This book has it all – humor, pathos, science, ethics, exoticism, the simply weird. Her account introduces an extraordinary cast of professionals who reveal not only the skills and secrets of the mortuary practitioner but also the fascinating and amazing cultural practices of the once-living and the still-alive alike. They are found in all corners of the world at various time periods.
Pringle whisks us from a make-do morgue in the Egyptian desert, where mummies piled in plastic bags harbor weird mummified parasites that may lead to breakthroughs in modern medicine, to Peruvian mountaintops where an archaeologist became a world-class mountaineer in order to find the oldest mummies, such as the beautiful Inca sacrifice Juanita. We peer into the subterranean caves beneath Red Square, learning how dead communist leaders were prepped for immortality under glass, marvel at the self-mummification techniques of Japanese monks, and visit the Vatican seeking the modern-day practitioners of the ancient art of temple priests.
We also listen to ardent debates on the ethical considerations of the profession; they are at the top of the mind of each of these scientists as they set and meet the highest standards of their unusual calling.
There are 8 copies of the book in the Westchester library system.
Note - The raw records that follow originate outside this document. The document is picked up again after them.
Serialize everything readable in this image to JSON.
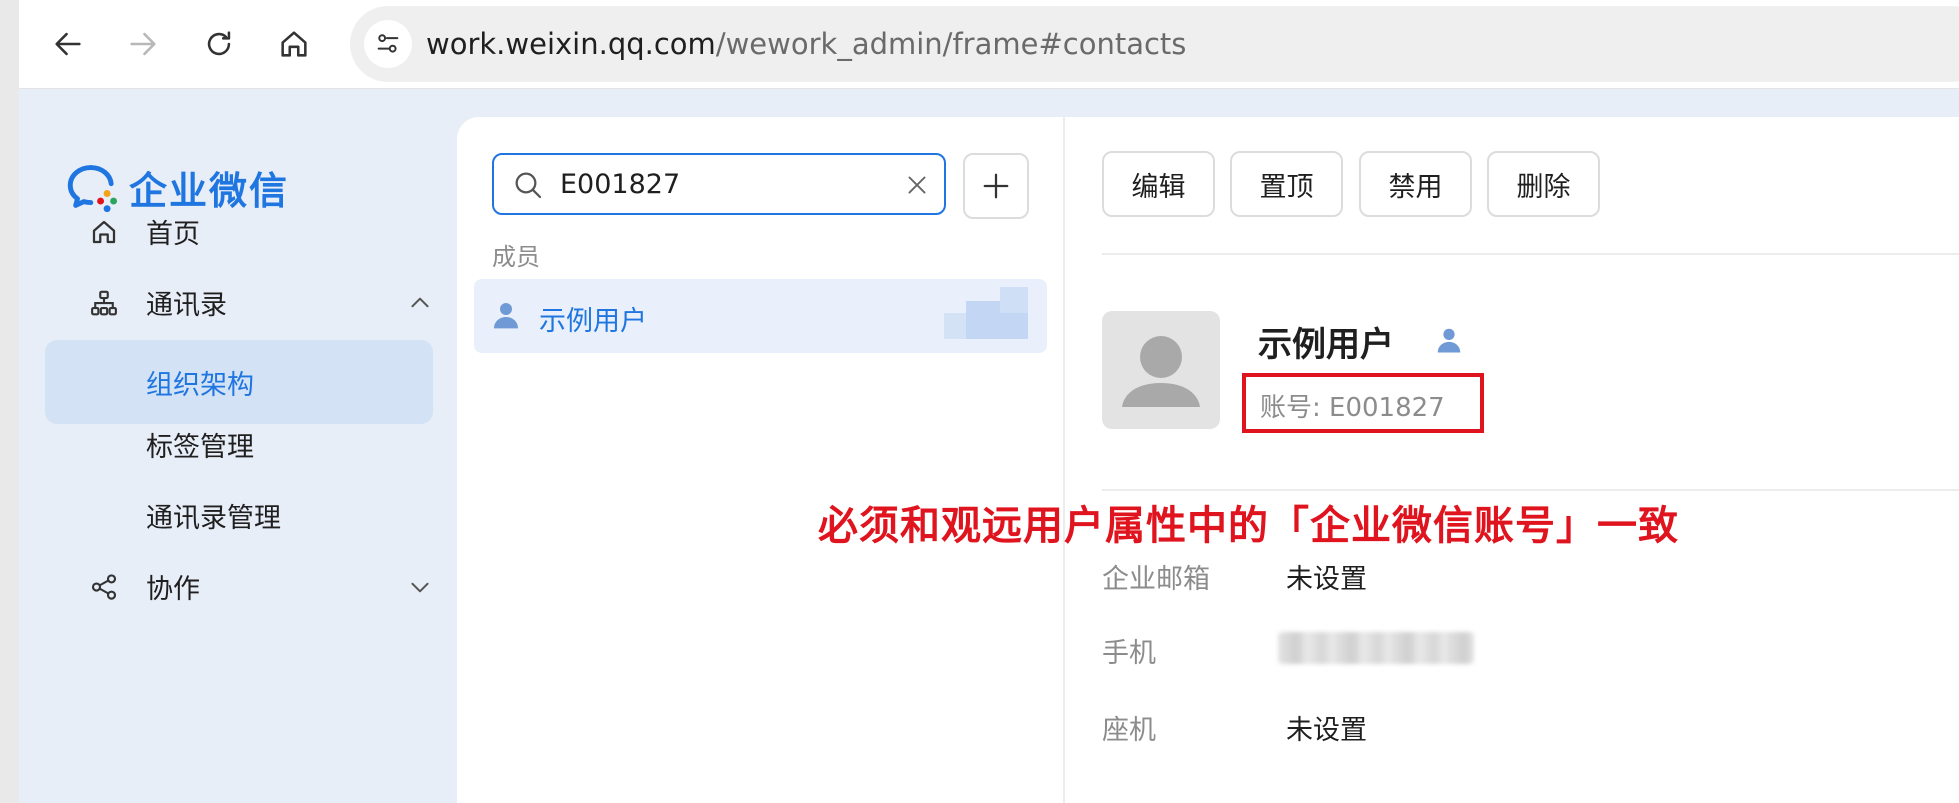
{
  "browser": {
    "url_host": "work.weixin.qq.com",
    "url_path": "/wework_admin/frame#contacts"
  },
  "brand": {
    "name": "企业微信",
    "color": "#1f76e0"
  },
  "sidebar": {
    "items": [
      {
        "label": "首页",
        "icon": "home-icon"
      },
      {
        "label": "通讯录",
        "icon": "org-chart-icon",
        "expanded": true
      },
      {
        "label": "组织架构",
        "active": true
      },
      {
        "label": "标签管理"
      },
      {
        "label": "通讯录管理"
      },
      {
        "label": "协作",
        "icon": "share-icon",
        "expanded": false
      }
    ]
  },
  "search": {
    "value": "E001827"
  },
  "results": {
    "section_label": "成员",
    "items": [
      {
        "label": "示例用户",
        "icon": "user-icon"
      }
    ]
  },
  "actions": [
    "编辑",
    "置顶",
    "禁用",
    "删除"
  ],
  "profile": {
    "name": "示例用户",
    "account_label": "账号:",
    "account_value": "E001827",
    "fields": [
      {
        "label": "企业邮箱",
        "value": "未设置"
      },
      {
        "label": "手机",
        "value": ""
      },
      {
        "label": "座机",
        "value": "未设置"
      }
    ]
  },
  "annotation": {
    "text": "必须和观远用户属性中的「企业微信账号」一致",
    "color": "#e0141e"
  }
}
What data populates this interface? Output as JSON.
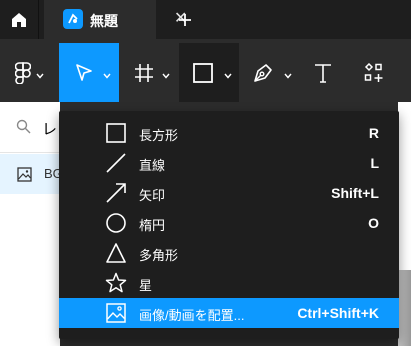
{
  "tab": {
    "title": "無題",
    "close_glyph": "✕"
  },
  "left_panel": {
    "search_letter": "レ",
    "layer_label": "BG"
  },
  "menu": {
    "items": [
      {
        "label": "長方形",
        "shortcut": "R",
        "icon": "rectangle-icon"
      },
      {
        "label": "直線",
        "shortcut": "L",
        "icon": "line-icon"
      },
      {
        "label": "矢印",
        "shortcut": "Shift+L",
        "icon": "arrow-icon"
      },
      {
        "label": "楕円",
        "shortcut": "O",
        "icon": "ellipse-icon"
      },
      {
        "label": "多角形",
        "shortcut": "",
        "icon": "polygon-icon"
      },
      {
        "label": "星",
        "shortcut": "",
        "icon": "star-icon"
      },
      {
        "label": "画像/動画を配置...",
        "shortcut": "Ctrl+Shift+K",
        "icon": "image-icon",
        "highlighted": true
      }
    ]
  },
  "colors": {
    "accent": "#0d99ff",
    "toolbar": "#2c2c2c",
    "tabbar": "#1e1e1e",
    "menu": "#1e1e1e"
  }
}
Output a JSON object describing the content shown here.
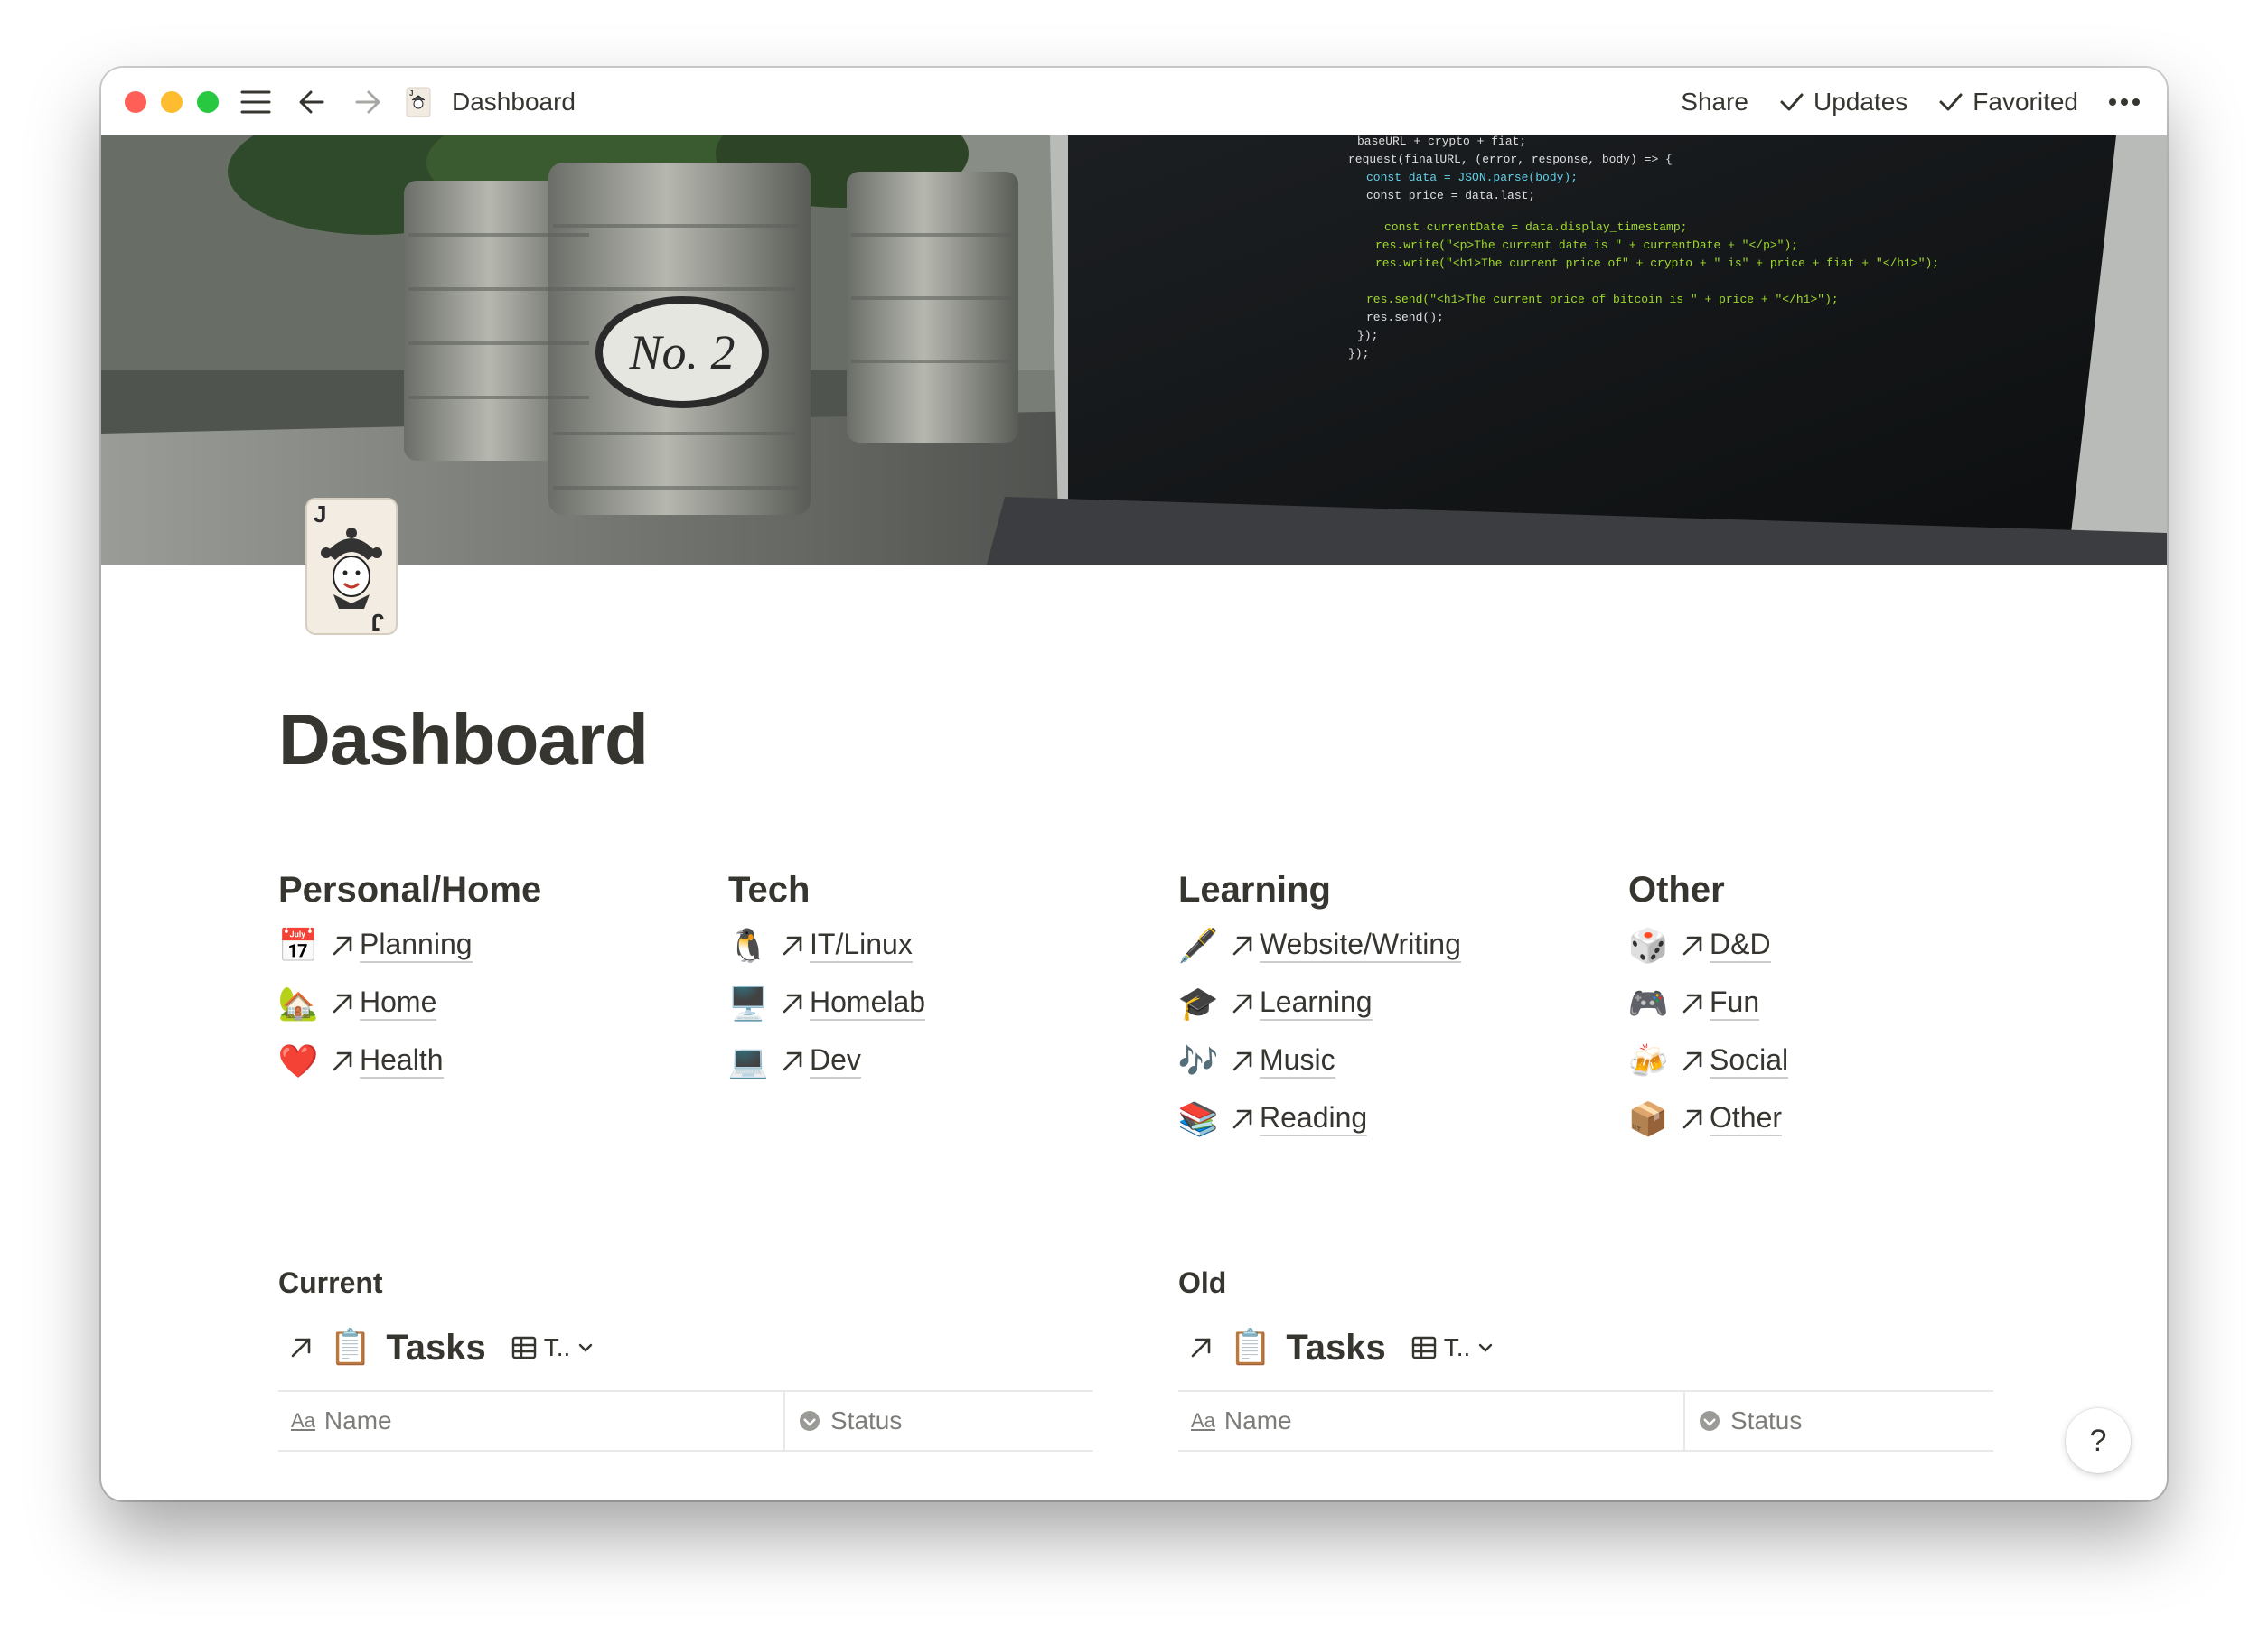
{
  "titlebar": {
    "title": "Dashboard",
    "actions": {
      "share": "Share",
      "updates": "Updates",
      "favorited": "Favorited"
    }
  },
  "cover": {
    "description_icons": [
      "plant-pots-photo",
      "laptop-code-photo"
    ],
    "pot_label": "No. 2"
  },
  "page": {
    "title": "Dashboard"
  },
  "sections": [
    {
      "heading": "Personal/Home",
      "links": [
        {
          "emoji": "📅",
          "label": "Planning"
        },
        {
          "emoji": "🏡",
          "label": "Home"
        },
        {
          "emoji": "❤️",
          "label": "Health"
        }
      ]
    },
    {
      "heading": "Tech",
      "links": [
        {
          "emoji": "🐧",
          "label": "IT/Linux"
        },
        {
          "emoji": "🖥️",
          "label": "Homelab"
        },
        {
          "emoji": "💻",
          "label": "Dev"
        }
      ]
    },
    {
      "heading": "Learning",
      "links": [
        {
          "emoji": "🖋️",
          "label": "Website/Writing"
        },
        {
          "emoji": "🎓",
          "label": "Learning"
        },
        {
          "emoji": "🎶",
          "label": "Music"
        },
        {
          "emoji": "📚",
          "label": "Reading"
        }
      ]
    },
    {
      "heading": "Other",
      "links": [
        {
          "emoji": "🎲",
          "label": "D&D"
        },
        {
          "emoji": "🎮",
          "label": "Fun"
        },
        {
          "emoji": "🍻",
          "label": "Social"
        },
        {
          "emoji": "📦",
          "label": "Other"
        }
      ]
    }
  ],
  "databases": [
    {
      "heading": "Current",
      "emoji": "📋",
      "title": "Tasks",
      "view": "T..",
      "columns": {
        "name": "Name",
        "status": "Status"
      },
      "name_icon": "Aa"
    },
    {
      "heading": "Old",
      "emoji": "📋",
      "title": "Tasks",
      "view": "T..",
      "columns": {
        "name": "Name",
        "status": "Status"
      },
      "name_icon": "Aa"
    }
  ],
  "help": {
    "label": "?"
  },
  "colors": {
    "text": "#37352f",
    "accent_red": "#ff5f57",
    "accent_yellow": "#febc2e",
    "accent_green": "#28c840"
  }
}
If your library does not have a copy, ask your librarian to obtain one for you. If your librarian can not help you, email me as I may be able to obtain a copy for you elsewhere.